What is being asked
Your answer must be the full set of records, copied exactly, with no pictures in it.

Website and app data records

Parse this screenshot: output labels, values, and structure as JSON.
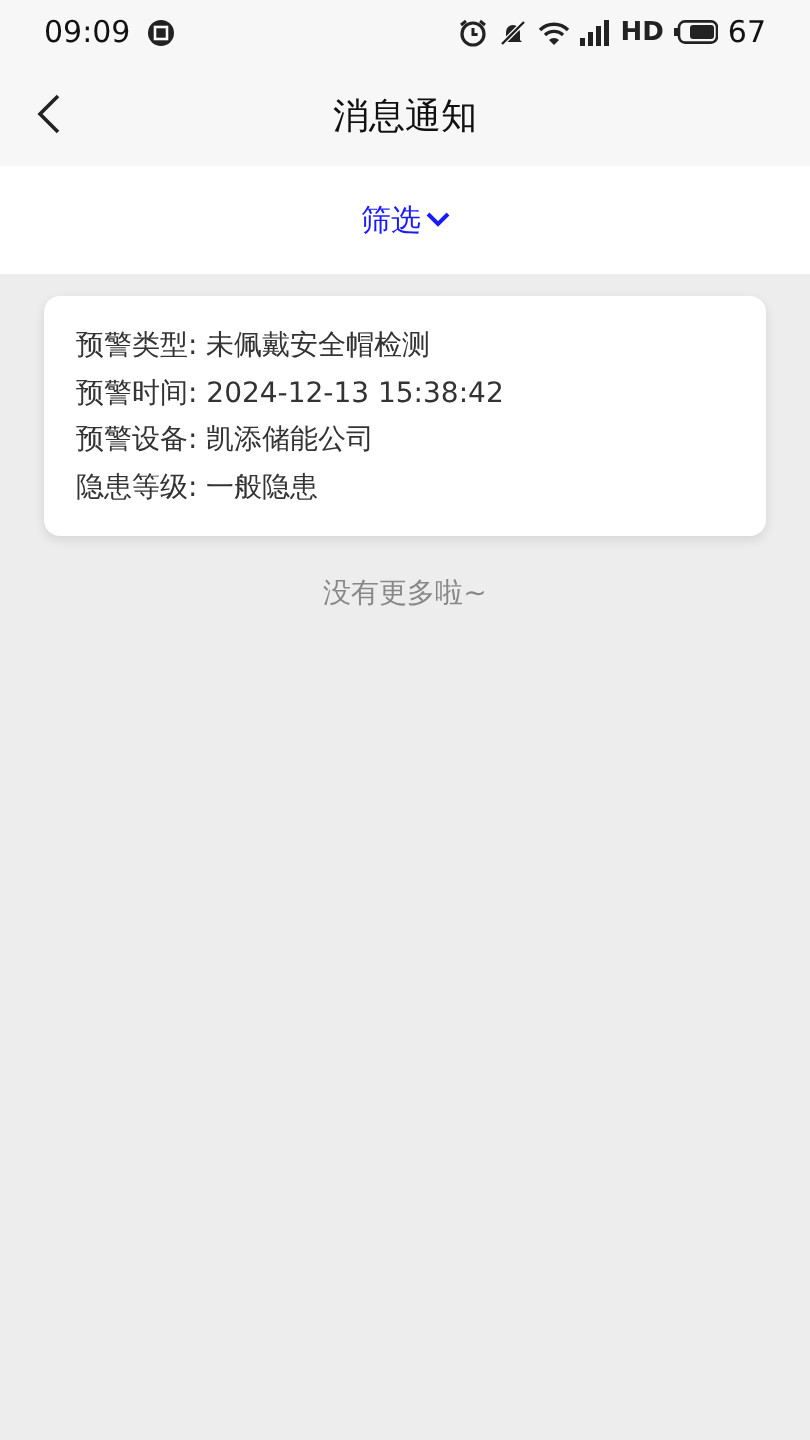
{
  "status_bar": {
    "time": "09:09",
    "network": "HD",
    "battery": "67"
  },
  "header": {
    "title": "消息通知"
  },
  "filter": {
    "label": "筛选"
  },
  "messages": [
    {
      "lines": [
        "预警类型: 未佩戴安全帽检测",
        "预警时间: 2024-12-13 15:38:42",
        "预警设备: 凯添储能公司",
        "隐患等级: 一般隐患"
      ]
    }
  ],
  "footer": "没有更多啦~"
}
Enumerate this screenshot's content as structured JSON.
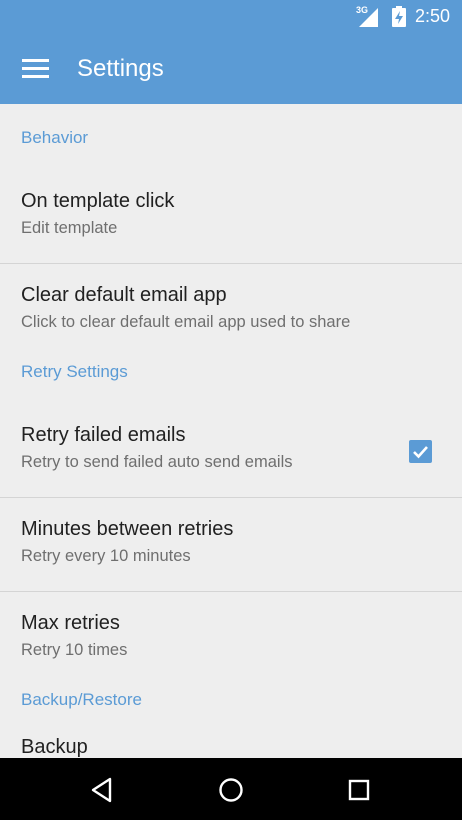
{
  "status_bar": {
    "network": "3G",
    "time": "2:50"
  },
  "app_bar": {
    "title": "Settings"
  },
  "sections": {
    "behavior": {
      "header": "Behavior",
      "template_click": {
        "title": "On template click",
        "summary": "Edit template"
      },
      "clear_email": {
        "title": "Clear default email app",
        "summary": "Click to clear default email app used to share"
      }
    },
    "retry": {
      "header": "Retry Settings",
      "retry_failed": {
        "title": "Retry failed emails",
        "summary": "Retry to send failed auto send emails",
        "checked": true
      },
      "minutes": {
        "title": "Minutes between retries",
        "summary": "Retry every 10 minutes"
      },
      "max": {
        "title": "Max retries",
        "summary": "Retry 10 times"
      }
    },
    "backup": {
      "header": "Backup/Restore",
      "backup_item": {
        "title": "Backup"
      }
    }
  },
  "colors": {
    "accent": "#5b9bd5",
    "background": "#eeeeee",
    "navbar": "#000000"
  }
}
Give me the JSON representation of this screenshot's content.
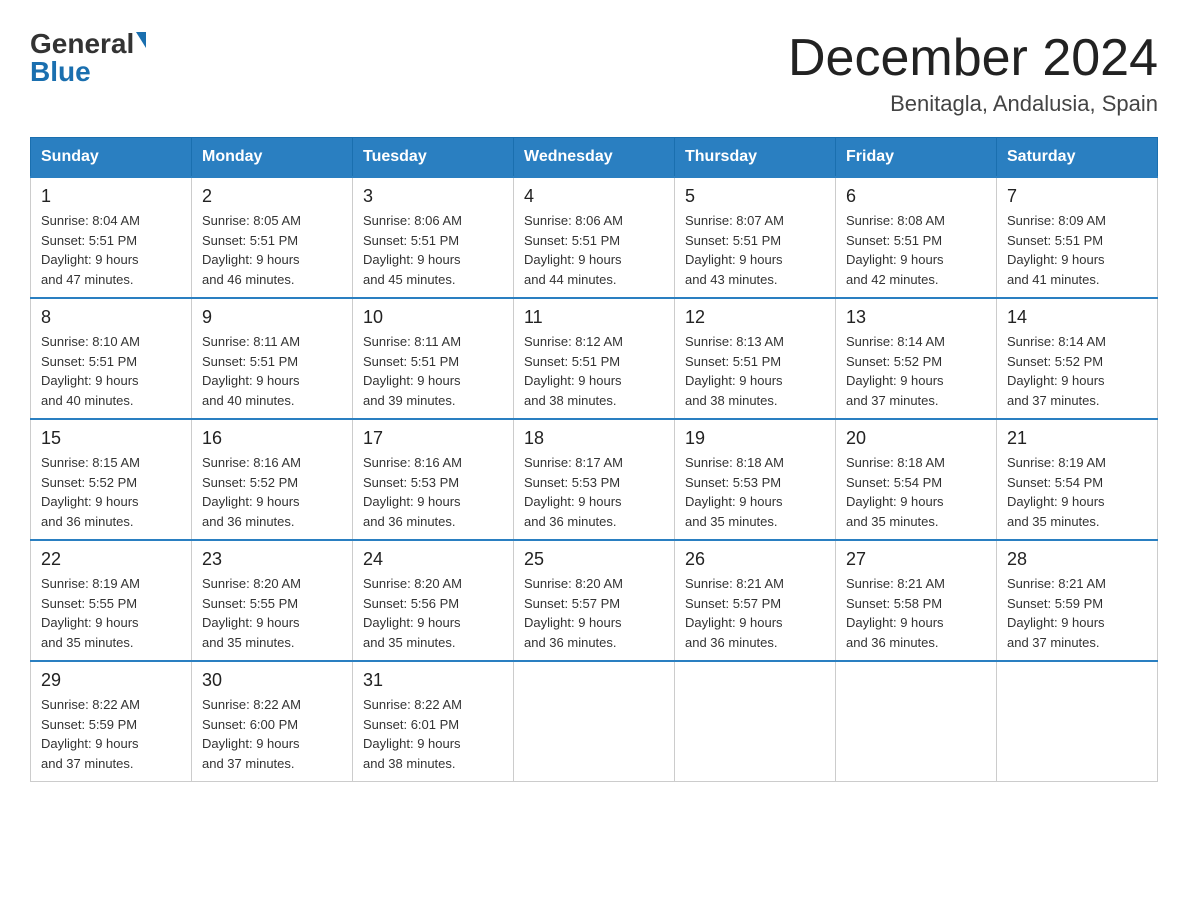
{
  "header": {
    "logo_general": "General",
    "logo_blue": "Blue",
    "month_title": "December 2024",
    "location": "Benitagla, Andalusia, Spain"
  },
  "days_of_week": [
    "Sunday",
    "Monday",
    "Tuesday",
    "Wednesday",
    "Thursday",
    "Friday",
    "Saturday"
  ],
  "weeks": [
    [
      {
        "day": "1",
        "sunrise": "8:04 AM",
        "sunset": "5:51 PM",
        "daylight": "9 hours and 47 minutes."
      },
      {
        "day": "2",
        "sunrise": "8:05 AM",
        "sunset": "5:51 PM",
        "daylight": "9 hours and 46 minutes."
      },
      {
        "day": "3",
        "sunrise": "8:06 AM",
        "sunset": "5:51 PM",
        "daylight": "9 hours and 45 minutes."
      },
      {
        "day": "4",
        "sunrise": "8:06 AM",
        "sunset": "5:51 PM",
        "daylight": "9 hours and 44 minutes."
      },
      {
        "day": "5",
        "sunrise": "8:07 AM",
        "sunset": "5:51 PM",
        "daylight": "9 hours and 43 minutes."
      },
      {
        "day": "6",
        "sunrise": "8:08 AM",
        "sunset": "5:51 PM",
        "daylight": "9 hours and 42 minutes."
      },
      {
        "day": "7",
        "sunrise": "8:09 AM",
        "sunset": "5:51 PM",
        "daylight": "9 hours and 41 minutes."
      }
    ],
    [
      {
        "day": "8",
        "sunrise": "8:10 AM",
        "sunset": "5:51 PM",
        "daylight": "9 hours and 40 minutes."
      },
      {
        "day": "9",
        "sunrise": "8:11 AM",
        "sunset": "5:51 PM",
        "daylight": "9 hours and 40 minutes."
      },
      {
        "day": "10",
        "sunrise": "8:11 AM",
        "sunset": "5:51 PM",
        "daylight": "9 hours and 39 minutes."
      },
      {
        "day": "11",
        "sunrise": "8:12 AM",
        "sunset": "5:51 PM",
        "daylight": "9 hours and 38 minutes."
      },
      {
        "day": "12",
        "sunrise": "8:13 AM",
        "sunset": "5:51 PM",
        "daylight": "9 hours and 38 minutes."
      },
      {
        "day": "13",
        "sunrise": "8:14 AM",
        "sunset": "5:52 PM",
        "daylight": "9 hours and 37 minutes."
      },
      {
        "day": "14",
        "sunrise": "8:14 AM",
        "sunset": "5:52 PM",
        "daylight": "9 hours and 37 minutes."
      }
    ],
    [
      {
        "day": "15",
        "sunrise": "8:15 AM",
        "sunset": "5:52 PM",
        "daylight": "9 hours and 36 minutes."
      },
      {
        "day": "16",
        "sunrise": "8:16 AM",
        "sunset": "5:52 PM",
        "daylight": "9 hours and 36 minutes."
      },
      {
        "day": "17",
        "sunrise": "8:16 AM",
        "sunset": "5:53 PM",
        "daylight": "9 hours and 36 minutes."
      },
      {
        "day": "18",
        "sunrise": "8:17 AM",
        "sunset": "5:53 PM",
        "daylight": "9 hours and 36 minutes."
      },
      {
        "day": "19",
        "sunrise": "8:18 AM",
        "sunset": "5:53 PM",
        "daylight": "9 hours and 35 minutes."
      },
      {
        "day": "20",
        "sunrise": "8:18 AM",
        "sunset": "5:54 PM",
        "daylight": "9 hours and 35 minutes."
      },
      {
        "day": "21",
        "sunrise": "8:19 AM",
        "sunset": "5:54 PM",
        "daylight": "9 hours and 35 minutes."
      }
    ],
    [
      {
        "day": "22",
        "sunrise": "8:19 AM",
        "sunset": "5:55 PM",
        "daylight": "9 hours and 35 minutes."
      },
      {
        "day": "23",
        "sunrise": "8:20 AM",
        "sunset": "5:55 PM",
        "daylight": "9 hours and 35 minutes."
      },
      {
        "day": "24",
        "sunrise": "8:20 AM",
        "sunset": "5:56 PM",
        "daylight": "9 hours and 35 minutes."
      },
      {
        "day": "25",
        "sunrise": "8:20 AM",
        "sunset": "5:57 PM",
        "daylight": "9 hours and 36 minutes."
      },
      {
        "day": "26",
        "sunrise": "8:21 AM",
        "sunset": "5:57 PM",
        "daylight": "9 hours and 36 minutes."
      },
      {
        "day": "27",
        "sunrise": "8:21 AM",
        "sunset": "5:58 PM",
        "daylight": "9 hours and 36 minutes."
      },
      {
        "day": "28",
        "sunrise": "8:21 AM",
        "sunset": "5:59 PM",
        "daylight": "9 hours and 37 minutes."
      }
    ],
    [
      {
        "day": "29",
        "sunrise": "8:22 AM",
        "sunset": "5:59 PM",
        "daylight": "9 hours and 37 minutes."
      },
      {
        "day": "30",
        "sunrise": "8:22 AM",
        "sunset": "6:00 PM",
        "daylight": "9 hours and 37 minutes."
      },
      {
        "day": "31",
        "sunrise": "8:22 AM",
        "sunset": "6:01 PM",
        "daylight": "9 hours and 38 minutes."
      },
      null,
      null,
      null,
      null
    ]
  ],
  "labels": {
    "sunrise": "Sunrise:",
    "sunset": "Sunset:",
    "daylight": "Daylight:"
  }
}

Answer to this task
Parse this screenshot: output labels, values, and structure as JSON.
{
  "status_bar": {
    "time": "09:09",
    "network": "HD",
    "battery": "67"
  },
  "header": {
    "title": "消息通知"
  },
  "filter": {
    "label": "筛选"
  },
  "messages": [
    {
      "lines": [
        "预警类型: 未佩戴安全帽检测",
        "预警时间: 2024-12-13 15:38:42",
        "预警设备: 凯添储能公司",
        "隐患等级: 一般隐患"
      ]
    }
  ],
  "footer": "没有更多啦~"
}
Enumerate this screenshot's content as structured JSON.
{
  "status_bar": {
    "network": "3G",
    "time": "2:50"
  },
  "app_bar": {
    "title": "Settings"
  },
  "sections": {
    "behavior": {
      "header": "Behavior",
      "template_click": {
        "title": "On template click",
        "summary": "Edit template"
      },
      "clear_email": {
        "title": "Clear default email app",
        "summary": "Click to clear default email app used to share"
      }
    },
    "retry": {
      "header": "Retry Settings",
      "retry_failed": {
        "title": "Retry failed emails",
        "summary": "Retry to send failed auto send emails",
        "checked": true
      },
      "minutes": {
        "title": "Minutes between retries",
        "summary": "Retry every 10 minutes"
      },
      "max": {
        "title": "Max retries",
        "summary": "Retry 10 times"
      }
    },
    "backup": {
      "header": "Backup/Restore",
      "backup_item": {
        "title": "Backup"
      }
    }
  },
  "colors": {
    "accent": "#5b9bd5",
    "background": "#eeeeee",
    "navbar": "#000000"
  }
}
Give me the JSON representation of this screenshot's content.
{
  "header": {
    "logo_general": "General",
    "logo_blue": "Blue",
    "month_title": "December 2024",
    "location": "Benitagla, Andalusia, Spain"
  },
  "days_of_week": [
    "Sunday",
    "Monday",
    "Tuesday",
    "Wednesday",
    "Thursday",
    "Friday",
    "Saturday"
  ],
  "weeks": [
    [
      {
        "day": "1",
        "sunrise": "8:04 AM",
        "sunset": "5:51 PM",
        "daylight": "9 hours and 47 minutes."
      },
      {
        "day": "2",
        "sunrise": "8:05 AM",
        "sunset": "5:51 PM",
        "daylight": "9 hours and 46 minutes."
      },
      {
        "day": "3",
        "sunrise": "8:06 AM",
        "sunset": "5:51 PM",
        "daylight": "9 hours and 45 minutes."
      },
      {
        "day": "4",
        "sunrise": "8:06 AM",
        "sunset": "5:51 PM",
        "daylight": "9 hours and 44 minutes."
      },
      {
        "day": "5",
        "sunrise": "8:07 AM",
        "sunset": "5:51 PM",
        "daylight": "9 hours and 43 minutes."
      },
      {
        "day": "6",
        "sunrise": "8:08 AM",
        "sunset": "5:51 PM",
        "daylight": "9 hours and 42 minutes."
      },
      {
        "day": "7",
        "sunrise": "8:09 AM",
        "sunset": "5:51 PM",
        "daylight": "9 hours and 41 minutes."
      }
    ],
    [
      {
        "day": "8",
        "sunrise": "8:10 AM",
        "sunset": "5:51 PM",
        "daylight": "9 hours and 40 minutes."
      },
      {
        "day": "9",
        "sunrise": "8:11 AM",
        "sunset": "5:51 PM",
        "daylight": "9 hours and 40 minutes."
      },
      {
        "day": "10",
        "sunrise": "8:11 AM",
        "sunset": "5:51 PM",
        "daylight": "9 hours and 39 minutes."
      },
      {
        "day": "11",
        "sunrise": "8:12 AM",
        "sunset": "5:51 PM",
        "daylight": "9 hours and 38 minutes."
      },
      {
        "day": "12",
        "sunrise": "8:13 AM",
        "sunset": "5:51 PM",
        "daylight": "9 hours and 38 minutes."
      },
      {
        "day": "13",
        "sunrise": "8:14 AM",
        "sunset": "5:52 PM",
        "daylight": "9 hours and 37 minutes."
      },
      {
        "day": "14",
        "sunrise": "8:14 AM",
        "sunset": "5:52 PM",
        "daylight": "9 hours and 37 minutes."
      }
    ],
    [
      {
        "day": "15",
        "sunrise": "8:15 AM",
        "sunset": "5:52 PM",
        "daylight": "9 hours and 36 minutes."
      },
      {
        "day": "16",
        "sunrise": "8:16 AM",
        "sunset": "5:52 PM",
        "daylight": "9 hours and 36 minutes."
      },
      {
        "day": "17",
        "sunrise": "8:16 AM",
        "sunset": "5:53 PM",
        "daylight": "9 hours and 36 minutes."
      },
      {
        "day": "18",
        "sunrise": "8:17 AM",
        "sunset": "5:53 PM",
        "daylight": "9 hours and 36 minutes."
      },
      {
        "day": "19",
        "sunrise": "8:18 AM",
        "sunset": "5:53 PM",
        "daylight": "9 hours and 35 minutes."
      },
      {
        "day": "20",
        "sunrise": "8:18 AM",
        "sunset": "5:54 PM",
        "daylight": "9 hours and 35 minutes."
      },
      {
        "day": "21",
        "sunrise": "8:19 AM",
        "sunset": "5:54 PM",
        "daylight": "9 hours and 35 minutes."
      }
    ],
    [
      {
        "day": "22",
        "sunrise": "8:19 AM",
        "sunset": "5:55 PM",
        "daylight": "9 hours and 35 minutes."
      },
      {
        "day": "23",
        "sunrise": "8:20 AM",
        "sunset": "5:55 PM",
        "daylight": "9 hours and 35 minutes."
      },
      {
        "day": "24",
        "sunrise": "8:20 AM",
        "sunset": "5:56 PM",
        "daylight": "9 hours and 35 minutes."
      },
      {
        "day": "25",
        "sunrise": "8:20 AM",
        "sunset": "5:57 PM",
        "daylight": "9 hours and 36 minutes."
      },
      {
        "day": "26",
        "sunrise": "8:21 AM",
        "sunset": "5:57 PM",
        "daylight": "9 hours and 36 minutes."
      },
      {
        "day": "27",
        "sunrise": "8:21 AM",
        "sunset": "5:58 PM",
        "daylight": "9 hours and 36 minutes."
      },
      {
        "day": "28",
        "sunrise": "8:21 AM",
        "sunset": "5:59 PM",
        "daylight": "9 hours and 37 minutes."
      }
    ],
    [
      {
        "day": "29",
        "sunrise": "8:22 AM",
        "sunset": "5:59 PM",
        "daylight": "9 hours and 37 minutes."
      },
      {
        "day": "30",
        "sunrise": "8:22 AM",
        "sunset": "6:00 PM",
        "daylight": "9 hours and 37 minutes."
      },
      {
        "day": "31",
        "sunrise": "8:22 AM",
        "sunset": "6:01 PM",
        "daylight": "9 hours and 38 minutes."
      },
      null,
      null,
      null,
      null
    ]
  ],
  "labels": {
    "sunrise": "Sunrise:",
    "sunset": "Sunset:",
    "daylight": "Daylight:"
  }
}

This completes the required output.